[Record extracts]:
'''

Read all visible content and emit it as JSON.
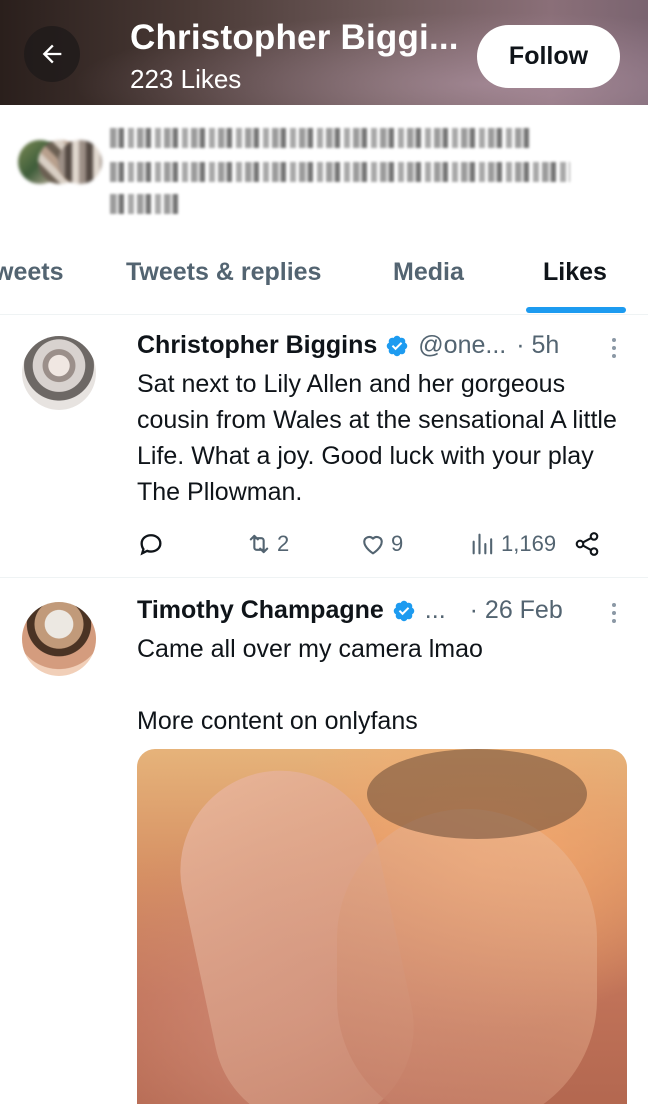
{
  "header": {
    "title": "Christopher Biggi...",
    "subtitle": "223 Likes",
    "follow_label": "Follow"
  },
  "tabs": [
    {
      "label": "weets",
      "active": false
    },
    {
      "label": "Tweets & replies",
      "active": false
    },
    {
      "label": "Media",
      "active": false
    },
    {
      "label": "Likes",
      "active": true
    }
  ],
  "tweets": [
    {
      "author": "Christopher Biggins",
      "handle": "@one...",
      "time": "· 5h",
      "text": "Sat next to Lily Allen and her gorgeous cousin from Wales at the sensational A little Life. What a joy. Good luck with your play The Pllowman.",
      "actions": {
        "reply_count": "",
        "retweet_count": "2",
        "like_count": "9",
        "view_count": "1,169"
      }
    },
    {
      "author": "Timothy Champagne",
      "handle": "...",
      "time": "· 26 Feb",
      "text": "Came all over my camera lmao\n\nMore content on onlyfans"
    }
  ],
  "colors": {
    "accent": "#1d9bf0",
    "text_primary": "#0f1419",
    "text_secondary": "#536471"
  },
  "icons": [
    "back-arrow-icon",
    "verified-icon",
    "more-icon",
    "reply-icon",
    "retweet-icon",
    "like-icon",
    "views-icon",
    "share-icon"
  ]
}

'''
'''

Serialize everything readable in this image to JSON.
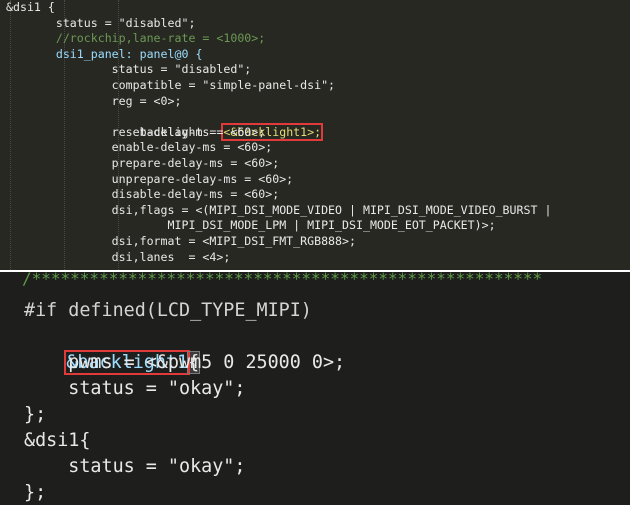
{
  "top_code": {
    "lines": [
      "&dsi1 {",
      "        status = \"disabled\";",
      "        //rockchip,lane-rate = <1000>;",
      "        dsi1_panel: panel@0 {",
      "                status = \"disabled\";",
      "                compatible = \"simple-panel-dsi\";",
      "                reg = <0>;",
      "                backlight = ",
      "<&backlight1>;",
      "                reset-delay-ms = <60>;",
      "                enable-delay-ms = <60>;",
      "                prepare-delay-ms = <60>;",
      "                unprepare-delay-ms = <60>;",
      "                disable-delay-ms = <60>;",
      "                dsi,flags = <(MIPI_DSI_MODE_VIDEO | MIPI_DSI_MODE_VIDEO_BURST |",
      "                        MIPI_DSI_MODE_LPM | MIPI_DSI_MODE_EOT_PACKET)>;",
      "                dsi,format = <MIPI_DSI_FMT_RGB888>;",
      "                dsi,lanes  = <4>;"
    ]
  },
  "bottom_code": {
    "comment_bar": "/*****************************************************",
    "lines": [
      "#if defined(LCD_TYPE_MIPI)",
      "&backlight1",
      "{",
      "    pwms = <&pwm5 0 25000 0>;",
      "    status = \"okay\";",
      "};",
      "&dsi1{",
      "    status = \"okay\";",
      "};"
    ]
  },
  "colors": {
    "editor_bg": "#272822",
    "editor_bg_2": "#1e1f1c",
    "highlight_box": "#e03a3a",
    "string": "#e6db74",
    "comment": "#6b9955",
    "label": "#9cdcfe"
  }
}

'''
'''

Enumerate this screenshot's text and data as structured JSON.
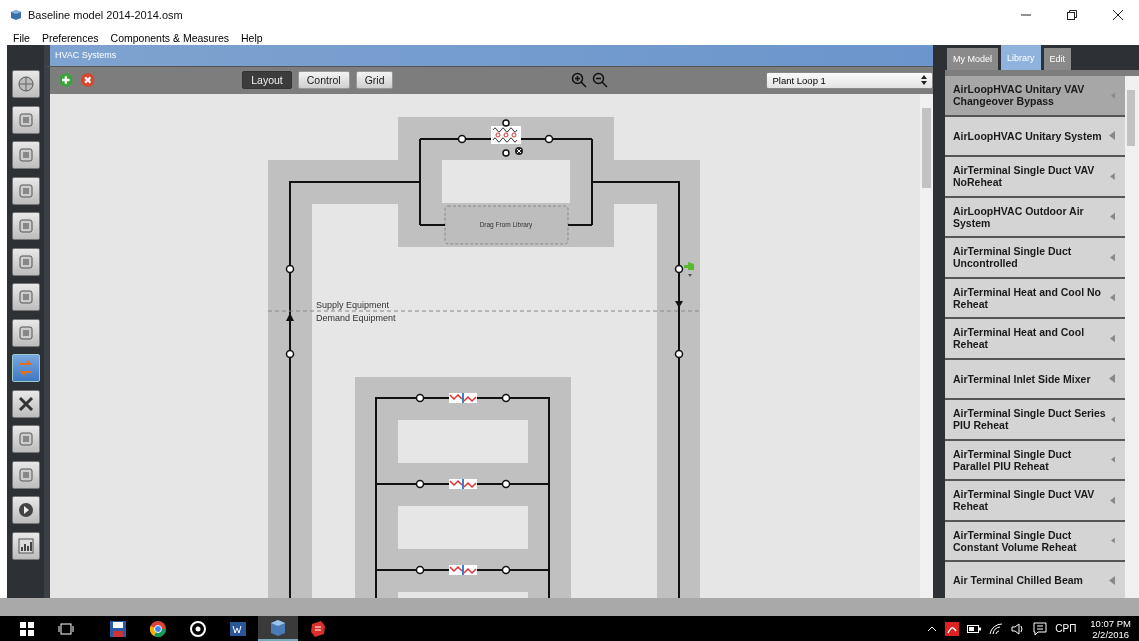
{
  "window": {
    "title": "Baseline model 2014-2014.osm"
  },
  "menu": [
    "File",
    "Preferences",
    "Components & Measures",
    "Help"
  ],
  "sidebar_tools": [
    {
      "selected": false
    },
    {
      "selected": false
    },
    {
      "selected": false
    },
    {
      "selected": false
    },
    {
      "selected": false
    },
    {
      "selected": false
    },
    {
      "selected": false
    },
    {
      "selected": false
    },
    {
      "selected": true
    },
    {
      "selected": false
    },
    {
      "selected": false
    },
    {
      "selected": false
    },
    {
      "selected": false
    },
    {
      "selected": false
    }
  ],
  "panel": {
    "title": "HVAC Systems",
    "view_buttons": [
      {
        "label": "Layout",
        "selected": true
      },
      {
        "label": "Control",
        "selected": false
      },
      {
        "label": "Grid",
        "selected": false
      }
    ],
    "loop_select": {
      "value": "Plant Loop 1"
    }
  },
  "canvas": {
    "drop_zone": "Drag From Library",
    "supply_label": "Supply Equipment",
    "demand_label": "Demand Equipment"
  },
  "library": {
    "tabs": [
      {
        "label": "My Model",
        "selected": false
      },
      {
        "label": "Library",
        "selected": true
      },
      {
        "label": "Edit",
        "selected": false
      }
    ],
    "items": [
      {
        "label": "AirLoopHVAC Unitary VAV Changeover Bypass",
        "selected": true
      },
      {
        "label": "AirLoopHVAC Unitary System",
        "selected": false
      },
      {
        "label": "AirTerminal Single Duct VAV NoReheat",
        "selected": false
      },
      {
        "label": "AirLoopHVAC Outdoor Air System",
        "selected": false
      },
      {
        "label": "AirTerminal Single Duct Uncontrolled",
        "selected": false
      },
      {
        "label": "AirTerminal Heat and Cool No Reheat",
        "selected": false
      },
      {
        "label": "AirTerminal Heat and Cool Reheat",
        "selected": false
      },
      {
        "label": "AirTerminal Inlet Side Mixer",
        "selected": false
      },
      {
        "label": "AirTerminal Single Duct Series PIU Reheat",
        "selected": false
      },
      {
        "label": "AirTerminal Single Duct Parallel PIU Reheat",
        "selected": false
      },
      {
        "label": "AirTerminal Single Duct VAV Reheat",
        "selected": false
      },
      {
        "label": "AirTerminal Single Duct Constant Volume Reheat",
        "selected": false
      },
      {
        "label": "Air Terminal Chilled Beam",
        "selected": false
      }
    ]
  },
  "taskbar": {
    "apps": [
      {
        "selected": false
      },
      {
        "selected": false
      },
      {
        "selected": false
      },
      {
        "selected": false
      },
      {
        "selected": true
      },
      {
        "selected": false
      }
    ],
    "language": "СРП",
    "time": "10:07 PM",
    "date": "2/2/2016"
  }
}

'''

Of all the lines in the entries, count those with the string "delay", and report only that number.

[Solution to the exercise]: 5